(Excerpts from an interface dataset)
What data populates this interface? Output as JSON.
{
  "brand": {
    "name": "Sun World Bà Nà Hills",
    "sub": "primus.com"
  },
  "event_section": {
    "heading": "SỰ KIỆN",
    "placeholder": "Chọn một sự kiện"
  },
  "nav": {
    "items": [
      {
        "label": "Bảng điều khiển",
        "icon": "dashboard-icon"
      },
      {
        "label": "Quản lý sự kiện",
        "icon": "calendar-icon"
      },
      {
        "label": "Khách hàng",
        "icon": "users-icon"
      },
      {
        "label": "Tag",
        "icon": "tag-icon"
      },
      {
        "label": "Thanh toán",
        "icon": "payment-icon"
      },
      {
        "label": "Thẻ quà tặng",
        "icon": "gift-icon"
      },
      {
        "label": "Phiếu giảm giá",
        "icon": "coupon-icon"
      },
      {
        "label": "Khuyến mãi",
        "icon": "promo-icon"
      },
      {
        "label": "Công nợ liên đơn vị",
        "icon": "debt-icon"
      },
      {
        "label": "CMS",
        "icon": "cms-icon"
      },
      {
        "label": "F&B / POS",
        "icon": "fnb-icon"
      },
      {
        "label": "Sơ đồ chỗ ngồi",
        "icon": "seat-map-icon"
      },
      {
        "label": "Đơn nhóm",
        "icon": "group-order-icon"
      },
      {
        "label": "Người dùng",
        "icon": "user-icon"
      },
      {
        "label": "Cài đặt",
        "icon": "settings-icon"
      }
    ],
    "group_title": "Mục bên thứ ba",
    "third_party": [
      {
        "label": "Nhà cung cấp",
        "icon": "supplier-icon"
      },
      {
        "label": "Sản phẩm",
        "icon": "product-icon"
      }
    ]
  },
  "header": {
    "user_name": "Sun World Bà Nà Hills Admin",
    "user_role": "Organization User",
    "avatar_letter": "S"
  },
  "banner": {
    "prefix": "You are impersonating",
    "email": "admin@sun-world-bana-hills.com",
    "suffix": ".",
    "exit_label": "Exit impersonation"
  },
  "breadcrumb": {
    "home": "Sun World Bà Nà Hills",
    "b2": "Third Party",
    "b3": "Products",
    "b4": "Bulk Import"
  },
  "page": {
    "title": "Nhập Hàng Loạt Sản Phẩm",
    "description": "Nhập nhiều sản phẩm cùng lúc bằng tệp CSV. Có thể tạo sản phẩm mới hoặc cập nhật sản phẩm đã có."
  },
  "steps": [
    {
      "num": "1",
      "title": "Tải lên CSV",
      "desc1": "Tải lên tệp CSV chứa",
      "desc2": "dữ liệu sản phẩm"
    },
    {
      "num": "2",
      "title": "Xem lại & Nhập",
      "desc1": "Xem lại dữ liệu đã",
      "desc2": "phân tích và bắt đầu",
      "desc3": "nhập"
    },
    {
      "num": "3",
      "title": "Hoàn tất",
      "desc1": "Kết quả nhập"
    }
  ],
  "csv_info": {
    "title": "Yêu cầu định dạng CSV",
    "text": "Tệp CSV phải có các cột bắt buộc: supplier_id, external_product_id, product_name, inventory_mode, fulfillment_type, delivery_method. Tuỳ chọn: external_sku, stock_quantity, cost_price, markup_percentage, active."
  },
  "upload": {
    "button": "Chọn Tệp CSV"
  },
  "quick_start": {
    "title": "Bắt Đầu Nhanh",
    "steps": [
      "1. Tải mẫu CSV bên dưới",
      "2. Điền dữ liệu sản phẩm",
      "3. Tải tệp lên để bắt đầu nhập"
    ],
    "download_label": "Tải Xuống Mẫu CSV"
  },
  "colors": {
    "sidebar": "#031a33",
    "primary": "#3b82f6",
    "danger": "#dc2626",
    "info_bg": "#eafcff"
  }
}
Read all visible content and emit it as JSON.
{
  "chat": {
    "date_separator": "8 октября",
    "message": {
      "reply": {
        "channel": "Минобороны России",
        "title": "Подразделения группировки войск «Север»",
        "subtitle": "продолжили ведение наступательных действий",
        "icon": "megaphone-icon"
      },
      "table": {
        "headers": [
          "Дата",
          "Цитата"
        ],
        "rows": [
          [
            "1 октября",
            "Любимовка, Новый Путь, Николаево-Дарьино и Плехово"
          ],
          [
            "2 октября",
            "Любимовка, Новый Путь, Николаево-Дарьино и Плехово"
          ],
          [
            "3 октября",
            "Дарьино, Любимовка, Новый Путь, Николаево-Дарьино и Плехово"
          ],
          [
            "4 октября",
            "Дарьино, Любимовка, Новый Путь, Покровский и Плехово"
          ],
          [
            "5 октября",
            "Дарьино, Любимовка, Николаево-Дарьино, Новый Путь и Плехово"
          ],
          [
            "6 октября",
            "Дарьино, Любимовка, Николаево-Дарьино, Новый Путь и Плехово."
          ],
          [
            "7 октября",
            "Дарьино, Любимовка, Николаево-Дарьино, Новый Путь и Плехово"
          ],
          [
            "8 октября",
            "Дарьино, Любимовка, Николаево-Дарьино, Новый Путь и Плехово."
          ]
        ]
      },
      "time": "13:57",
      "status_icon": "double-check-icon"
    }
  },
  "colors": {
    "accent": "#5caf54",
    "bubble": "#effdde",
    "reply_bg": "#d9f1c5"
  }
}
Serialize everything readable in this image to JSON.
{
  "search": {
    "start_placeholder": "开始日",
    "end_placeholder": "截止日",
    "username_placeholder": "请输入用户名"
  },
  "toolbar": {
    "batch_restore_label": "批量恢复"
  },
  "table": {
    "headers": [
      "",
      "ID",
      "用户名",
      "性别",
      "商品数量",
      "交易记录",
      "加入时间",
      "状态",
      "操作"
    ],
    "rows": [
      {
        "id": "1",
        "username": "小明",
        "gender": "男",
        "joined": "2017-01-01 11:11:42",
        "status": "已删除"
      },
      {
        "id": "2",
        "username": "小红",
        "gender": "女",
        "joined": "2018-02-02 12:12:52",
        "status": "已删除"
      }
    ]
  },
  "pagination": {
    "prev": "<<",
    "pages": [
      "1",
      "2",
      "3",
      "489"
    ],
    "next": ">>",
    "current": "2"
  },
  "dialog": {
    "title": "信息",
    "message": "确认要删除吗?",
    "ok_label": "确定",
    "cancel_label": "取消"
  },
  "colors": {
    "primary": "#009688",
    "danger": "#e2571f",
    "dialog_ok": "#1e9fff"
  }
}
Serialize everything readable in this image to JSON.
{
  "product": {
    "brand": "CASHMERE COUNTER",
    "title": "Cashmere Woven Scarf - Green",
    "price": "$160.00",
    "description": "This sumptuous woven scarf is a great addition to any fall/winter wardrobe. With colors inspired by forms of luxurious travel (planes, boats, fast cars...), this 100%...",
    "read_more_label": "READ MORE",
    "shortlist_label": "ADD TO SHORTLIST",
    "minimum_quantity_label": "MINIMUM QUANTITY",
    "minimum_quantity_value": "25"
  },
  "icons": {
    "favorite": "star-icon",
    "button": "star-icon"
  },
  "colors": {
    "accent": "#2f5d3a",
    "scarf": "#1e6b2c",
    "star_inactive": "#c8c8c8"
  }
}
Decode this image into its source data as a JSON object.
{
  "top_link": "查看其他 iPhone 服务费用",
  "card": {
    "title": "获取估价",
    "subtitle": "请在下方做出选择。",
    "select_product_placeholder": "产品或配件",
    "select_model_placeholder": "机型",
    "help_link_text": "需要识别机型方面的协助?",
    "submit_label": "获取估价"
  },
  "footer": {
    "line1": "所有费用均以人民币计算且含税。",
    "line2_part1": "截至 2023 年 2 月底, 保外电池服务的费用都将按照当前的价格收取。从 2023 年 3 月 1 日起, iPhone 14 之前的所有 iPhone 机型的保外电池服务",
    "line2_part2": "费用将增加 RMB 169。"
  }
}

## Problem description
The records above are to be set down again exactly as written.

## Written answer
What data populates this interface? Output as JSON.
{
  "brand": {
    "name": "Sun World Bà Nà Hills",
    "sub": "primus.com"
  },
  "event_section": {
    "heading": "SỰ KIỆN",
    "placeholder": "Chọn một sự kiện"
  },
  "nav": {
    "items": [
      {
        "label": "Bảng điều khiển",
        "icon": "dashboard-icon"
      },
      {
        "label": "Quản lý sự kiện",
        "icon": "calendar-icon"
      },
      {
        "label": "Khách hàng",
        "icon": "users-icon"
      },
      {
        "label": "Tag",
        "icon": "tag-icon"
      },
      {
        "label": "Thanh toán",
        "icon": "payment-icon"
      },
      {
        "label": "Thẻ quà tặng",
        "icon": "gift-icon"
      },
      {
        "label": "Phiếu giảm giá",
        "icon": "coupon-icon"
      },
      {
        "label": "Khuyến mãi",
        "icon": "promo-icon"
      },
      {
        "label": "Công nợ liên đơn vị",
        "icon": "debt-icon"
      },
      {
        "label": "CMS",
        "icon": "cms-icon"
      },
      {
        "label": "F&B / POS",
        "icon": "fnb-icon"
      },
      {
        "label": "Sơ đồ chỗ ngồi",
        "icon": "seat-map-icon"
      },
      {
        "label": "Đơn nhóm",
        "icon": "group-order-icon"
      },
      {
        "label": "Người dùng",
        "icon": "user-icon"
      },
      {
        "label": "Cài đặt",
        "icon": "settings-icon"
      }
    ],
    "group_title": "Mục bên thứ ba",
    "third_party": [
      {
        "label": "Nhà cung cấp",
        "icon": "supplier-icon"
      },
      {
        "label": "Sản phẩm",
        "icon": "product-icon"
      }
    ]
  },
  "header": {
    "user_name": "Sun World Bà Nà Hills Admin",
    "user_role": "Organization User",
    "avatar_letter": "S"
  },
  "banner": {
    "prefix": "You are impersonating",
    "email": "admin@sun-world-bana-hills.com",
    "suffix": ".",
    "exit_label": "Exit impersonation"
  },
  "breadcrumb": {
    "home": "Sun World Bà Nà Hills",
    "b2": "Third Party",
    "b3": "Products",
    "b4": "Bulk Import"
  },
  "page": {
    "title": "Nhập Hàng Loạt Sản Phẩm",
    "description": "Nhập nhiều sản phẩm cùng lúc bằng tệp CSV. Có thể tạo sản phẩm mới hoặc cập nhật sản phẩm đã có."
  },
  "steps": [
    {
      "num": "1",
      "title": "Tải lên CSV",
      "desc1": "Tải lên tệp CSV chứa",
      "desc2": "dữ liệu sản phẩm"
    },
    {
      "num": "2",
      "title": "Xem lại & Nhập",
      "desc1": "Xem lại dữ liệu đã",
      "desc2": "phân tích và bắt đầu",
      "desc3": "nhập"
    },
    {
      "num": "3",
      "title": "Hoàn tất",
      "desc1": "Kết quả nhập"
    }
  ],
  "csv_info": {
    "title": "Yêu cầu định dạng CSV",
    "text": "Tệp CSV phải có các cột bắt buộc: supplier_id, external_product_id, product_name, inventory_mode, fulfillment_type, delivery_method. Tuỳ chọn: external_sku, stock_quantity, cost_price, markup_percentage, active."
  },
  "upload": {
    "button": "Chọn Tệp CSV"
  },
  "quick_start": {
    "title": "Bắt Đầu Nhanh",
    "steps": [
      "1. Tải mẫu CSV bên dưới",
      "2. Điền dữ liệu sản phẩm",
      "3. Tải tệp lên để bắt đầu nhập"
    ],
    "download_label": "Tải Xuống Mẫu CSV"
  },
  "colors": {
    "sidebar": "#031a33",
    "primary": "#3b82f6",
    "danger": "#dc2626",
    "info_bg": "#eafcff"
  }
}
Read all visible content and emit it as JSON.
{
  "chat": {
    "date_separator": "8 октября",
    "message": {
      "reply": {
        "channel": "Минобороны России",
        "title": "Подразделения группировки войск «Север»",
        "subtitle": "продолжили ведение наступательных действий",
        "icon": "megaphone-icon"
      },
      "table": {
        "headers": [
          "Дата",
          "Цитата"
        ],
        "rows": [
          [
            "1 октября",
            "Любимовка, Новый Путь, Николаево-Дарьино и Плехово"
          ],
          [
            "2 октября",
            "Любимовка, Новый Путь, Николаево-Дарьино и Плехово"
          ],
          [
            "3 октября",
            "Дарьино, Любимовка, Новый Путь, Николаево-Дарьино и Плехово"
          ],
          [
            "4 октября",
            "Дарьино, Любимовка, Новый Путь, Покровский и Плехово"
          ],
          [
            "5 октября",
            "Дарьино, Любимовка, Николаево-Дарьино, Новый Путь и Плехово"
          ],
          [
            "6 октября",
            "Дарьино, Любимовка, Николаево-Дарьино, Новый Путь и Плехово."
          ],
          [
            "7 октября",
            "Дарьино, Любимовка, Николаево-Дарьино, Новый Путь и Плехово"
          ],
          [
            "8 октября",
            "Дарьино, Любимовка, Николаево-Дарьино, Новый Путь и Плехово."
          ]
        ]
      },
      "time": "13:57",
      "status_icon": "double-check-icon"
    }
  },
  "colors": {
    "accent": "#5caf54",
    "bubble": "#effdde",
    "reply_bg": "#d9f1c5"
  }
}
Serialize everything readable in this image to JSON.
{
  "search": {
    "start_placeholder": "开始日",
    "end_placeholder": "截止日",
    "username_placeholder": "请输入用户名"
  },
  "toolbar": {
    "batch_restore_label": "批量恢复"
  },
  "table": {
    "headers": [
      "",
      "ID",
      "用户名",
      "性别",
      "商品数量",
      "交易记录",
      "加入时间",
      "状态",
      "操作"
    ],
    "rows": [
      {
        "id": "1",
        "username": "小明",
        "gender": "男",
        "joined": "2017-01-01 11:11:42",
        "status": "已删除"
      },
      {
        "id": "2",
        "username": "小红",
        "gender": "女",
        "joined": "2018-02-02 12:12:52",
        "status": "已删除"
      }
    ]
  },
  "pagination": {
    "prev": "<<",
    "pages": [
      "1",
      "2",
      "3",
      "489"
    ],
    "next": ">>",
    "current": "2"
  },
  "dialog": {
    "title": "信息",
    "message": "确认要删除吗?",
    "ok_label": "确定",
    "cancel_label": "取消"
  },
  "colors": {
    "primary": "#009688",
    "danger": "#e2571f",
    "dialog_ok": "#1e9fff"
  }
}
Serialize everything readable in this image to JSON.
{
  "product": {
    "brand": "CASHMERE COUNTER",
    "title": "Cashmere Woven Scarf - Green",
    "price": "$160.00",
    "description": "This sumptuous woven scarf is a great addition to any fall/winter wardrobe. With colors inspired by forms of luxurious travel (planes, boats, fast cars...), this 100%...",
    "read_more_label": "READ MORE",
    "shortlist_label": "ADD TO SHORTLIST",
    "minimum_quantity_label": "MINIMUM QUANTITY",
    "minimum_quantity_value": "25"
  },
  "icons": {
    "favorite": "star-icon",
    "button": "star-icon"
  },
  "colors": {
    "accent": "#2f5d3a",
    "scarf": "#1e6b2c",
    "star_inactive": "#c8c8c8"
  }
}
Decode this image into its source data as a JSON object.
{
  "top_link": "查看其他 iPhone 服务费用",
  "card": {
    "title": "获取估价",
    "subtitle": "请在下方做出选择。",
    "select_product_placeholder": "产品或配件",
    "select_model_placeholder": "机型",
    "help_link_text": "需要识别机型方面的协助?",
    "submit_label": "获取估价"
  },
  "footer": {
    "line1": "所有费用均以人民币计算且含税。",
    "line2_part1": "截至 2023 年 2 月底, 保外电池服务的费用都将按照当前的价格收取。从 2023 年 3 月 1 日起, iPhone 14 之前的所有 iPhone 机型的保外电池服务",
    "line2_part2": "费用将增加 RMB 169。"
  }
}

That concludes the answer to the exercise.